● **WHAT NEEDS TO BE DONE**
Retype every record below exactly as it is written.
==============================
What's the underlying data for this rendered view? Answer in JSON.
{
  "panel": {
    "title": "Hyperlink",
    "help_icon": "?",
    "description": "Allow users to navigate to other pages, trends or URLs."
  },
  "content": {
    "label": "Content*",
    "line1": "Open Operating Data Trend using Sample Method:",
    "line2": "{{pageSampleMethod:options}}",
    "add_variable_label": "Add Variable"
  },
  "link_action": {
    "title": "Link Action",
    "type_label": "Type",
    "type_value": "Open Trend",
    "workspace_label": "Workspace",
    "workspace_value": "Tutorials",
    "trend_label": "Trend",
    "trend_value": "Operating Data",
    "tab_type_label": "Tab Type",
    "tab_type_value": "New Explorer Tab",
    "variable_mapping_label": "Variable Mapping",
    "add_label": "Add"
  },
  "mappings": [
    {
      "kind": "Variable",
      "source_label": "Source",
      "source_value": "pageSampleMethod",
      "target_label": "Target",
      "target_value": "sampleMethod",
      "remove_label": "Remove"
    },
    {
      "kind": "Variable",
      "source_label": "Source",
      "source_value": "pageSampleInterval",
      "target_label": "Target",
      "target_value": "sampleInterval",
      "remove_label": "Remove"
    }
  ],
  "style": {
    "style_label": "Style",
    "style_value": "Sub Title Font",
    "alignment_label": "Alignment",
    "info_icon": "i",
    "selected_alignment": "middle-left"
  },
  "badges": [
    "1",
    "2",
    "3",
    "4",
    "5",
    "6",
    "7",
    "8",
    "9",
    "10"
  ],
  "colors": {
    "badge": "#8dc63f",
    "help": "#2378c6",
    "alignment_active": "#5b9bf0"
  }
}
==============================
● **ANSWER**
What's the underlying data for this rendered view? Answer in JSON.
{
  "panel": {
    "title": "Hyperlink",
    "help_icon": "?",
    "description": "Allow users to navigate to other pages, trends or URLs."
  },
  "content": {
    "label": "Content*",
    "line1": "Open Operating Data Trend using Sample Method:",
    "line2": "{{pageSampleMethod:options}}",
    "add_variable_label": "Add Variable"
  },
  "link_action": {
    "title": "Link Action",
    "type_label": "Type",
    "type_value": "Open Trend",
    "workspace_label": "Workspace",
    "workspace_value": "Tutorials",
    "trend_label": "Trend",
    "trend_value": "Operating Data",
    "tab_type_label": "Tab Type",
    "tab_type_value": "New Explorer Tab",
    "variable_mapping_label": "Variable Mapping",
    "add_label": "Add"
  },
  "mappings": [
    {
      "kind": "Variable",
      "source_label": "Source",
      "source_value": "pageSampleMethod",
      "target_label": "Target",
      "target_value": "sampleMethod",
      "remove_label": "Remove"
    },
    {
      "kind": "Variable",
      "source_label": "Source",
      "source_value": "pageSampleInterval",
      "target_label": "Target",
      "target_value": "sampleInterval",
      "remove_label": "Remove"
    }
  ],
  "style": {
    "style_label": "Style",
    "style_value": "Sub Title Font",
    "alignment_label": "Alignment",
    "info_icon": "i",
    "selected_alignment": "middle-left"
  },
  "badges": [
    "1",
    "2",
    "3",
    "4",
    "5",
    "6",
    "7",
    "8",
    "9",
    "10"
  ],
  "colors": {
    "badge": "#8dc63f",
    "help": "#2378c6",
    "alignment_active": "#5b9bf0"
  }
}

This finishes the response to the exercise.